=== DATA ===
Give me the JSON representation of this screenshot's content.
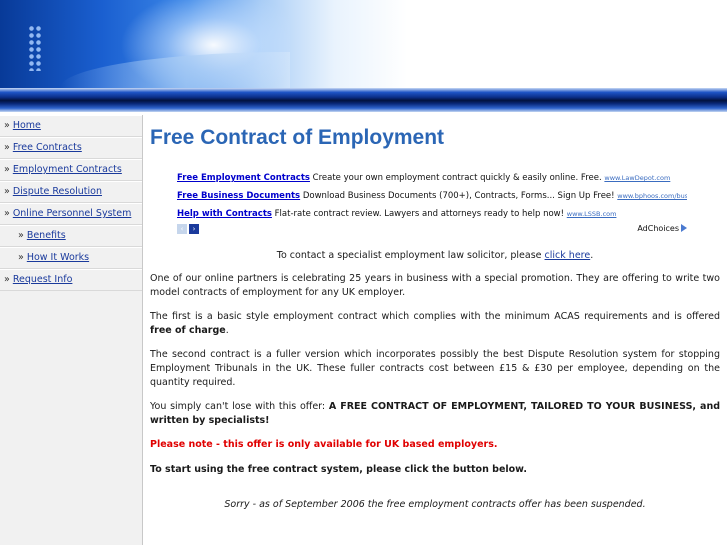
{
  "nav": [
    {
      "label": "Home",
      "sub": false
    },
    {
      "label": "Free Contracts",
      "sub": false
    },
    {
      "label": "Employment Contracts",
      "sub": false
    },
    {
      "label": "Dispute Resolution",
      "sub": false
    },
    {
      "label": "Online Personnel System",
      "sub": false
    },
    {
      "label": "Benefits",
      "sub": true
    },
    {
      "label": "How It Works",
      "sub": true
    },
    {
      "label": "Request Info",
      "sub": false
    }
  ],
  "nav_bullet": "»",
  "page_title": "Free Contract of Employment",
  "ads": [
    {
      "title": "Free Employment Contracts",
      "desc": "Create your own employment contract quickly & easily online. Free.",
      "url": "www.LawDepot.com"
    },
    {
      "title": "Free Business Documents",
      "desc": "Download Business Documents (700+), Contracts, Forms... Sign Up Free!",
      "url": "www.bphoos.com/busines"
    },
    {
      "title": "Help with Contracts",
      "desc": "Flat-rate contract review. Lawyers and attorneys ready to help now!",
      "url": "www.LSSB.com"
    }
  ],
  "ad_prev": "‹",
  "ad_next": "›",
  "adchoices": "AdChoices",
  "contact": {
    "prefix": "To contact a specialist employment law solicitor, please ",
    "link": "click here",
    "suffix": "."
  },
  "para1": "One of our online partners is celebrating 25 years in business with a special promotion. They are offering to write two model contracts of employment for any UK employer.",
  "para2": {
    "text": "The first is a basic style employment contract which complies with the minimum ACAS requirements and is offered ",
    "bold": "free of charge",
    "end": "."
  },
  "para3": "The second contract is a fuller version which incorporates possibly the best Dispute Resolution system for stopping Employment Tribunals in the UK. These fuller contracts cost between £15 & £30 per employee, depending on the quantity required.",
  "para4": {
    "text": "You simply can't lose with this offer: ",
    "bold": "A FREE CONTRACT OF EMPLOYMENT, TAILORED TO YOUR BUSINESS, and written by specialists!"
  },
  "note": "Please note - this offer is only available for UK based employers.",
  "start": "To start using the free contract system, please click the button below.",
  "sorry": "Sorry - as of September 2006 the free employment contracts offer has been suspended."
}
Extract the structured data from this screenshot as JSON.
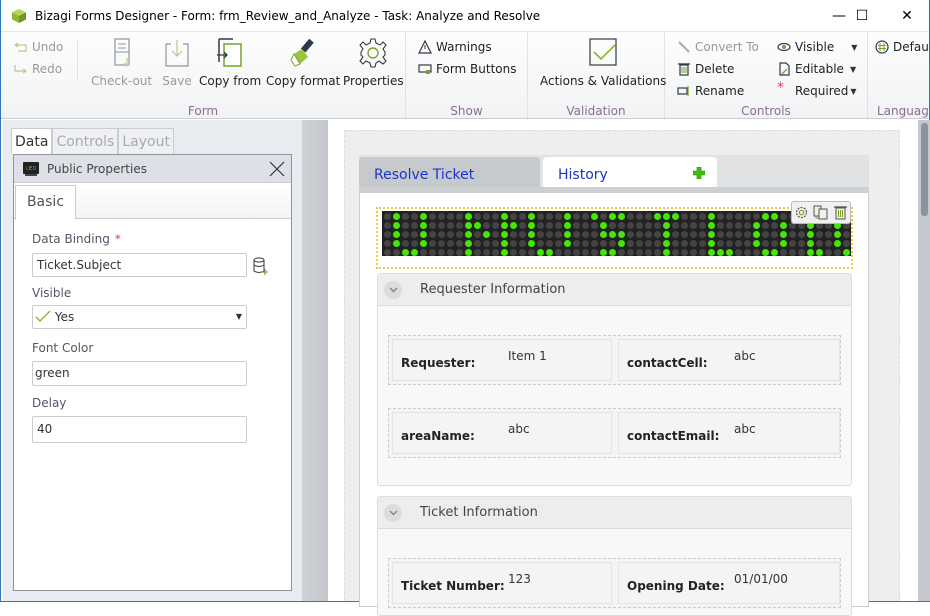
{
  "window": {
    "title": "Bizagi Forms Designer  - Form: frm_Review_and_Analyze - Task:  Analyze and Resolve",
    "controls": {
      "minimize": "—",
      "maximize": "☐",
      "close": "✕"
    }
  },
  "ribbon": {
    "form_group": {
      "label": "Form",
      "undo": "Undo",
      "redo": "Redo",
      "checkout": "Check-out",
      "save": "Save",
      "copy_from": "Copy from",
      "copy_format": "Copy format",
      "properties": "Properties"
    },
    "show_group": {
      "label": "Show",
      "warnings": "Warnings",
      "form_buttons": "Form Buttons"
    },
    "validation_group": {
      "label": "Validation",
      "actions": "Actions & Validations"
    },
    "controls_group": {
      "label": "Controls",
      "convert_to": "Convert To",
      "delete": "Delete",
      "rename": "Rename",
      "visible": "Visible",
      "editable": "Editable",
      "required": "Required"
    },
    "language_group": {
      "label": "Language",
      "default": "Default"
    }
  },
  "left_panel": {
    "tabs": [
      "Data",
      "Controls",
      "Layout"
    ],
    "active_tab": "Data",
    "properties": {
      "title": "Public Properties",
      "tab": "Basic",
      "fields": {
        "data_binding": {
          "label": "Data Binding",
          "required": "*",
          "value": "Ticket.Subject"
        },
        "visible": {
          "label": "Visible",
          "value": "Yes"
        },
        "font_color": {
          "label": "Font Color",
          "value": "green"
        },
        "delay": {
          "label": "Delay",
          "value": "40"
        }
      }
    }
  },
  "form": {
    "tabs": [
      {
        "label": "Resolve Ticket",
        "active": true
      },
      {
        "label": "History",
        "active": false
      },
      {
        "label": "+",
        "icon": "add-tab-icon"
      }
    ],
    "led_display": {
      "font_color": "#44e60a",
      "off_color": "#444444",
      "rows": [
        "0100100001000100100010010110001110001000001100011011001",
        "0100100001100110100010001000000100001000010010010010001",
        "0100100001010100100010001110000100001000010010010010001",
        "0100100001000100100010000010000100001000010010010010001",
        "0011000001000100011000001100000100001110001100011001110"
      ]
    },
    "sections": [
      {
        "title": "Requester Information",
        "rows": [
          [
            {
              "label": "Requester:",
              "value": "Item 1"
            },
            {
              "label": "contactCell:",
              "value": "abc"
            }
          ],
          [
            {
              "label": "areaName:",
              "value": "abc"
            },
            {
              "label": "contactEmail:",
              "value": "abc"
            }
          ]
        ]
      },
      {
        "title": "Ticket Information",
        "rows": [
          [
            {
              "label": "Ticket Number:",
              "value": "123"
            },
            {
              "label": "Opening Date:",
              "value": "01/01/00"
            }
          ]
        ]
      }
    ]
  }
}
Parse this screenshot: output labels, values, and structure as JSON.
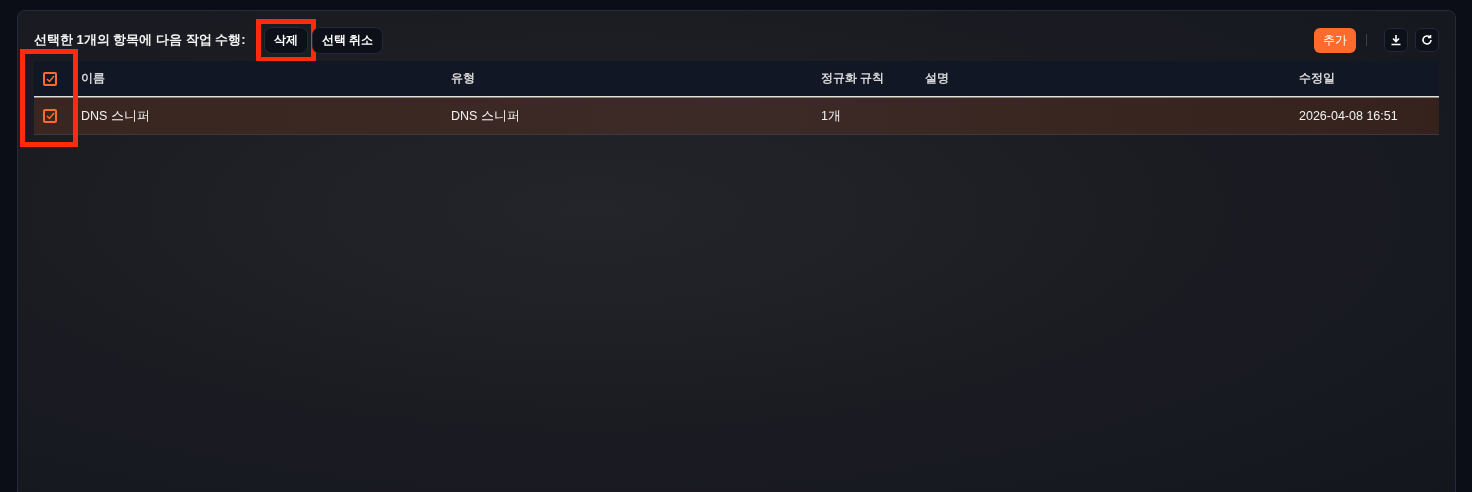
{
  "selection_bar": {
    "message": "선택한 1개의 항목에 다음 작업 수행:",
    "actions": [
      {
        "label": "삭제",
        "highlighted": true
      },
      {
        "label": "선택 취소",
        "highlighted": false
      }
    ]
  },
  "toolbar": {
    "add_label": "추가"
  },
  "table": {
    "checkbox_column_highlighted": true,
    "all_checked": true,
    "columns": [
      "이름",
      "유형",
      "정규화 규칙",
      "설명",
      "수정일"
    ],
    "rows": [
      {
        "checked": true,
        "cells": [
          "DNS 스니퍼",
          "DNS 스니퍼",
          "1개",
          "",
          "2026-04-08 16:51"
        ]
      }
    ]
  }
}
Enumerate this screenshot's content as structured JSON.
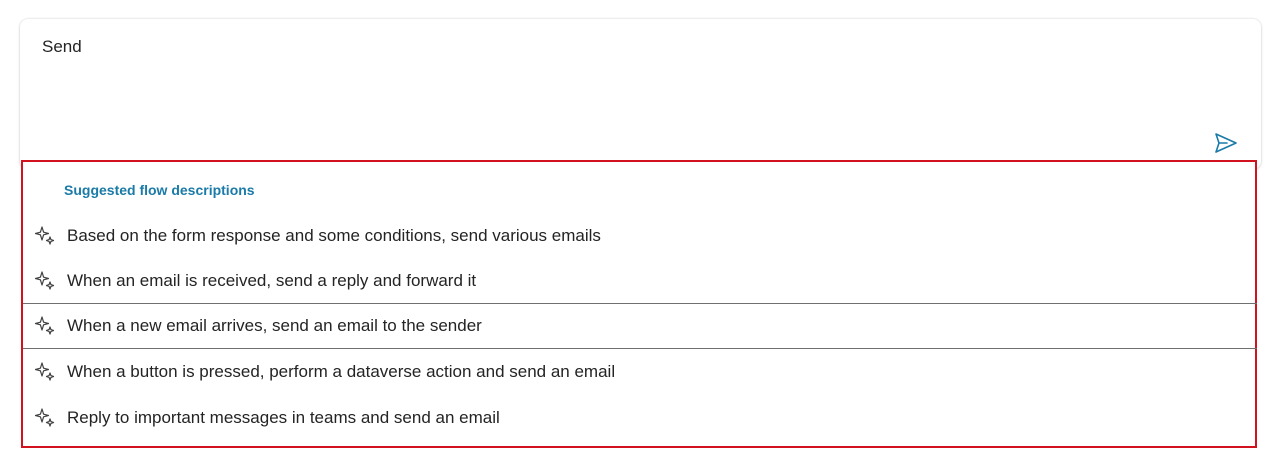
{
  "composer": {
    "value": "Send",
    "send_icon": "send-icon"
  },
  "suggestions": {
    "header": "Suggested flow descriptions",
    "icon": "sparkle-icon",
    "items": [
      {
        "label": "Based on the form response and some conditions, send various emails"
      },
      {
        "label": "When an email is received, send a reply and forward it"
      },
      {
        "label": "When a new email arrives, send an email to the sender"
      },
      {
        "label": "When a button is pressed, perform a dataverse action and send an email"
      },
      {
        "label": "Reply to important messages in teams and send an email"
      }
    ],
    "selected_index": 2
  },
  "colors": {
    "highlight_border": "#d3121f",
    "header_text": "#1a7aa8",
    "send_icon": "#1a7aa8"
  }
}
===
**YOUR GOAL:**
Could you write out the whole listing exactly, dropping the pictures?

**TASK ANSWER:**
Give me the JSON representation of this screenshot's content.
{
  "nav": [
    {
      "label": "Home",
      "sub": false
    },
    {
      "label": "Free Contracts",
      "sub": false
    },
    {
      "label": "Employment Contracts",
      "sub": false
    },
    {
      "label": "Dispute Resolution",
      "sub": false
    },
    {
      "label": "Online Personnel System",
      "sub": false
    },
    {
      "label": "Benefits",
      "sub": true
    },
    {
      "label": "How It Works",
      "sub": true
    },
    {
      "label": "Request Info",
      "sub": false
    }
  ],
  "nav_bullet": "»",
  "page_title": "Free Contract of Employment",
  "ads": [
    {
      "title": "Free Employment Contracts",
      "desc": "Create your own employment contract quickly & easily online. Free.",
      "url": "www.LawDepot.com"
    },
    {
      "title": "Free Business Documents",
      "desc": "Download Business Documents (700+), Contracts, Forms... Sign Up Free!",
      "url": "www.bphoos.com/busines"
    },
    {
      "title": "Help with Contracts",
      "desc": "Flat-rate contract review. Lawyers and attorneys ready to help now!",
      "url": "www.LSSB.com"
    }
  ],
  "ad_prev": "‹",
  "ad_next": "›",
  "adchoices": "AdChoices",
  "contact": {
    "prefix": "To contact a specialist employment law solicitor, please ",
    "link": "click here",
    "suffix": "."
  },
  "para1": "One of our online partners is celebrating 25 years in business with a special promotion. They are offering to write two model contracts of employment for any UK employer.",
  "para2": {
    "text": "The first is a basic style employment contract which complies with the minimum ACAS requirements and is offered ",
    "bold": "free of charge",
    "end": "."
  },
  "para3": "The second contract is a fuller version which incorporates possibly the best Dispute Resolution system for stopping Employment Tribunals in the UK. These fuller contracts cost between £15 & £30 per employee, depending on the quantity required.",
  "para4": {
    "text": "You simply can't lose with this offer: ",
    "bold": "A FREE CONTRACT OF EMPLOYMENT, TAILORED TO YOUR BUSINESS, and written by specialists!"
  },
  "note": "Please note - this offer is only available for UK based employers.",
  "start": "To start using the free contract system, please click the button below.",
  "sorry": "Sorry - as of September 2006 the free employment contracts offer has been suspended."
}
Extract the structured data from this screenshot as JSON.
{
  "window": {
    "title": "Bizagi Forms Designer  - Form: frm_Review_and_Analyze - Task:  Analyze and Resolve",
    "controls": {
      "minimize": "—",
      "maximize": "☐",
      "close": "✕"
    }
  },
  "ribbon": {
    "form_group": {
      "label": "Form",
      "undo": "Undo",
      "redo": "Redo",
      "checkout": "Check-out",
      "save": "Save",
      "copy_from": "Copy from",
      "copy_format": "Copy format",
      "properties": "Properties"
    },
    "show_group": {
      "label": "Show",
      "warnings": "Warnings",
      "form_buttons": "Form Buttons"
    },
    "validation_group": {
      "label": "Validation",
      "actions": "Actions & Validations"
    },
    "controls_group": {
      "label": "Controls",
      "convert_to": "Convert To",
      "delete": "Delete",
      "rename": "Rename",
      "visible": "Visible",
      "editable": "Editable",
      "required": "Required"
    },
    "language_group": {
      "label": "Language",
      "default": "Default"
    }
  },
  "left_panel": {
    "tabs": [
      "Data",
      "Controls",
      "Layout"
    ],
    "active_tab": "Data",
    "properties": {
      "title": "Public Properties",
      "tab": "Basic",
      "fields": {
        "data_binding": {
          "label": "Data Binding",
          "required": "*",
          "value": "Ticket.Subject"
        },
        "visible": {
          "label": "Visible",
          "value": "Yes"
        },
        "font_color": {
          "label": "Font Color",
          "value": "green"
        },
        "delay": {
          "label": "Delay",
          "value": "40"
        }
      }
    }
  },
  "form": {
    "tabs": [
      {
        "label": "Resolve Ticket",
        "active": true
      },
      {
        "label": "History",
        "active": false
      },
      {
        "label": "+",
        "icon": "add-tab-icon"
      }
    ],
    "led_display": {
      "font_color": "#44e60a",
      "off_color": "#444444",
      "rows": [
        "0100100001000100100010010110001110001000001100011011001",
        "0100100001100110100010001000000100001000010010010010001",
        "0100100001010100100010001110000100001000010010010010001",
        "0100100001000100100010000010000100001000010010010010001",
        "0011000001000100011000001100000100001110001100011001110"
      ]
    },
    "sections": [
      {
        "title": "Requester Information",
        "rows": [
          [
            {
              "label": "Requester:",
              "value": "Item 1"
            },
            {
              "label": "contactCell:",
              "value": "abc"
            }
          ],
          [
            {
              "label": "areaName:",
              "value": "abc"
            },
            {
              "label": "contactEmail:",
              "value": "abc"
            }
          ]
        ]
      },
      {
        "title": "Ticket Information",
        "rows": [
          [
            {
              "label": "Ticket Number:",
              "value": "123"
            },
            {
              "label": "Opening Date:",
              "value": "01/01/00"
            }
          ]
        ]
      }
    ]
  }
}
Parse this screenshot: output labels, values, and structure as JSON.
{
  "selection_bar": {
    "message": "선택한 1개의 항목에 다음 작업 수행:",
    "actions": [
      {
        "label": "삭제",
        "highlighted": true
      },
      {
        "label": "선택 취소",
        "highlighted": false
      }
    ]
  },
  "toolbar": {
    "add_label": "추가"
  },
  "table": {
    "checkbox_column_highlighted": true,
    "all_checked": true,
    "columns": [
      "이름",
      "유형",
      "정규화 규칙",
      "설명",
      "수정일"
    ],
    "rows": [
      {
        "checked": true,
        "cells": [
          "DNS 스니퍼",
          "DNS 스니퍼",
          "1개",
          "",
          "2026-04-08 16:51"
        ]
      }
    ]
  }
}
Enumerate this screenshot's content as structured JSON.
{
  "composer": {
    "value": "Send",
    "send_icon": "send-icon"
  },
  "suggestions": {
    "header": "Suggested flow descriptions",
    "icon": "sparkle-icon",
    "items": [
      {
        "label": "Based on the form response and some conditions, send various emails"
      },
      {
        "label": "When an email is received, send a reply and forward it"
      },
      {
        "label": "When a new email arrives, send an email to the sender"
      },
      {
        "label": "When a button is pressed, perform a dataverse action and send an email"
      },
      {
        "label": "Reply to important messages in teams and send an email"
      }
    ],
    "selected_index": 2
  },
  "colors": {
    "highlight_border": "#d3121f",
    "header_text": "#1a7aa8",
    "send_icon": "#1a7aa8"
  }
}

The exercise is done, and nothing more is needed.